The excellent De Queen Schools band concert Sunday afternoon reminded me once again of the importance of music and other arts in human development. The eighth-grade band and the high school band played wonderfully, many of them beyond their grade-level. It was obvious that the leadership was deeply committed to music as well as to the young musicians. I know that the directors would certainly agree with fellow Arkansans President Clinton and Governor Huckabee that participating in musical groups is very important. There is something wonderfully formative about cooperating with others to accomplish something beautiful. Thus, band may be one of the most important activities in our schools.
In my own case, I was minding my own business in eighth-grade study hall when the band director, Mr. Craig, came in and said, “I need a big boy to carry something for me.” I was always rather large for my age, so I raised my hand. I seldom studied in study hall (or anywhere else) anyway. Well, Mr. Craig wrapped a double-b-flat bass horn around my body and gave me a fingering chart for the scales. He said, “Tomorrow, instead of study hall, come to the band hall.” I did and became bass horn player all through school. My band experience was exceedingly positive. I got to dress up in a uniform, go on band trips, participate in parades, play concerts and develop friendships, especially with girls.
Also, when my voice changed, I noticed that I could sing the bass notes written in the hymnal at church and stay more or less on pitch.
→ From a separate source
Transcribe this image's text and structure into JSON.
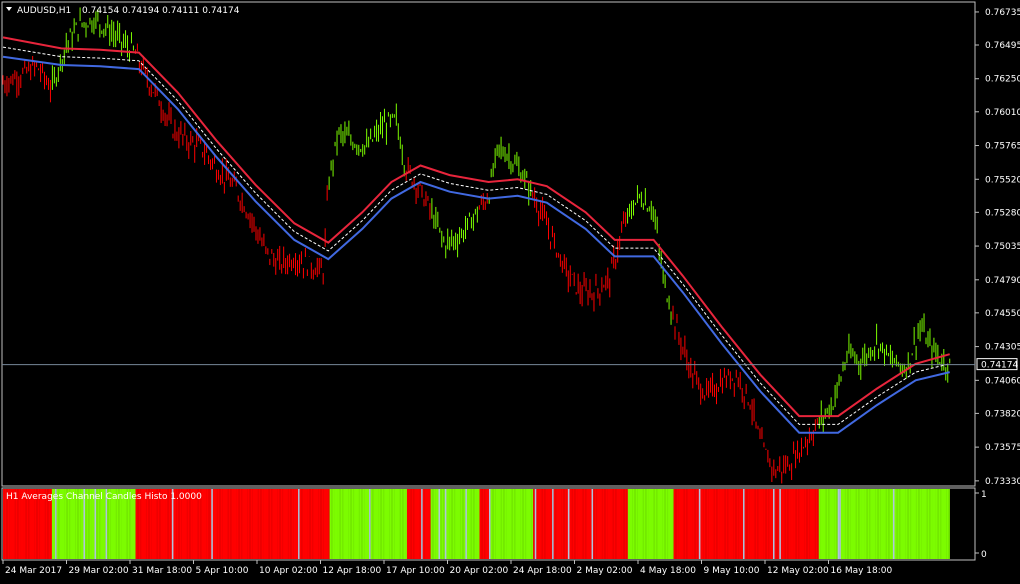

I was invited to sing in the church choir and, thus, became part of yet another group cooperating to accomplish something beautiful and often inspiring. I bought a bass fiddle and played it in several groups as well. I cannot say that these bands were accomplishing something beautiful, but there was considerable cooperation as we played at dances and other events. And, these ventures were somewhat lucrative.
Needless to say, when I was in the service, there were not many opportunities to sing or play an instrument. I missed an opportunity in basic training when the drill sergeant asked for anybody who played a musical instrument to step forward. I had been cautioned about volunteering, so I did not step forward. Most of those who did became part of the base marching band.
Anyway, at about the same time I got out of the service, my fellow bandsman, Kenneth Smith, got out, too. He became choir director at a church and, even though I was a bit rusty on all things concerning church, I joined his choir and really enjoyed getting back into the swing of such things. He had me sing a little solo in a cantata, “Lead me Lord.” That song became my prayer and I ended up in college choir where I met my wife. That college choir turned out to be the most important activity at college and truly led to something beautiful.